Her blog:

My opinion: I read the blog post, and she did forewarn the part that is going to be offensive.
I don't think I'm going to watch the Dr. Oz episode.  However, good for her for coming out about this.

This has a really strong effect on me.  It's probably because I'm a fan of hers and she is my age.  I am taking it personal.  I had written about this before like the below 2014 post:

Jul.1 Surviving Evil: 

Charisma Carpenter: On Jun. 30, 2014, I was reading in the Globe and Mail about the new Investigation Discovery Channel docu-series called Surving Evil.  It’s on Slice at 9pm starting Jul. 4, 2014.  The episode will be hosted by Buffy and Angel star Charisma Carpenter who played Cordelia on the show.  It said she survived an experience when a gun man attacked her and her 2 friends in 1991.  She was 21 back then.

The show is where they re-enact true- life stories where women experienced this and survived it.  Here’s the article and they actually re-enact Carpenter’s experience.  It’s intense to read.   She talks about after it happened, she didn’t really deal with it.  Then she went to counseling.

My 2018 opinion: I have never met Charisma Carpenter, but I feel like I know her because I have seen her on TV and movies for years.

Sexual harassment scandals: It all started with Harvey Weinstein in like Oct. 2017.  However, there have been lots of scandals prior to it like:

-Jian Ghomeshi
-Bill Cosby
-Michael Jackson
-R. Kelly
-Roman Polanski
-Lou Pearlman
-Kobe Bryant

I read the newspaper everyday and there has been accusations about once a week.  I'm sure some of you guys are sick of reading it in the news, so I don't really write about it on my blog.
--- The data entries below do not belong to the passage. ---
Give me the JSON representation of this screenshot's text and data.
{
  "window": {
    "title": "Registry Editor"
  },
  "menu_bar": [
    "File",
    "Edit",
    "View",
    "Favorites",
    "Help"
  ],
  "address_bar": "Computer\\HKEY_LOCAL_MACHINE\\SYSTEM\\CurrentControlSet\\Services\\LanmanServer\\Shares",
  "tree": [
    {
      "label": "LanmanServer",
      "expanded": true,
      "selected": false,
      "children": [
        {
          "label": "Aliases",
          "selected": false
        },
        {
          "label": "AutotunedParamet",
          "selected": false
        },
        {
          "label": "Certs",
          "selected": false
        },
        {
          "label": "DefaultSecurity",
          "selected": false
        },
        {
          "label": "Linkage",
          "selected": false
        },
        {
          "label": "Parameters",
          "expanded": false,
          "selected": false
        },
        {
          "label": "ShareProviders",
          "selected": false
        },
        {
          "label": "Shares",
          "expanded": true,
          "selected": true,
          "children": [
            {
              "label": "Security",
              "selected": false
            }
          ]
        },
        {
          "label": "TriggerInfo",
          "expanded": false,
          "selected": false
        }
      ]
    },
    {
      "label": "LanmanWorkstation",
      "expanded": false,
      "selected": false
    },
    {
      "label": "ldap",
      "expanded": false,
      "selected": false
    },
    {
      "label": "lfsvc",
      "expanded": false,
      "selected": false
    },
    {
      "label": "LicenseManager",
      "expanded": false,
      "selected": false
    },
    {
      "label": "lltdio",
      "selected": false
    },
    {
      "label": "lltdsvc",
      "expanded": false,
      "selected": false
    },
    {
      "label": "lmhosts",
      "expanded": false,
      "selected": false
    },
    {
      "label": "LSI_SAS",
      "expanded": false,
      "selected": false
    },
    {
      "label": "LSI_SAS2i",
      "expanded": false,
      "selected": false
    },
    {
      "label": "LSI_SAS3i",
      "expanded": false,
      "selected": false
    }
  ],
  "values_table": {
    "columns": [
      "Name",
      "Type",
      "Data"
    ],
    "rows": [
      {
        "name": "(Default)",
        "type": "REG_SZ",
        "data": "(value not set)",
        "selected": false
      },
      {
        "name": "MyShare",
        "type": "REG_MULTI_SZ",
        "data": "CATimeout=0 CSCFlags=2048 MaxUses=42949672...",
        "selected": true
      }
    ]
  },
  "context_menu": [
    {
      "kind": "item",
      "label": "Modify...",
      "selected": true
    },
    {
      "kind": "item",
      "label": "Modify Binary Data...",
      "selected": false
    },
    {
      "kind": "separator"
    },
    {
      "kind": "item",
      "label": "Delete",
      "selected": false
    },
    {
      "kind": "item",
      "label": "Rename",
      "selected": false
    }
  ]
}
The same goes for the current American President that will not be named.  I have some emails about the above topic and him in my weekly emails/ blog posts drafts, but I haven't really put it up. 

Feb. 9, 2018 Rose McGowan's manager suicide:

Jill Messick, a former Miramax executive producer who once managed actress Rose McGowan, died by suicide Wednesday at age 50, her family confirmed to The Hollywood Reporter

A scathing statement provided by her family’s attorney criticized disgraced Hollywood mogul Harvey Weinstein, his vocal accuser McGowan and members of the media for their coverage of the #MeToo movement. Messick represented McGowan in 1997, at the time she says she was raped by Weinstein, and she later took an executive position at Miramax, then led by Weinstein.

No comments: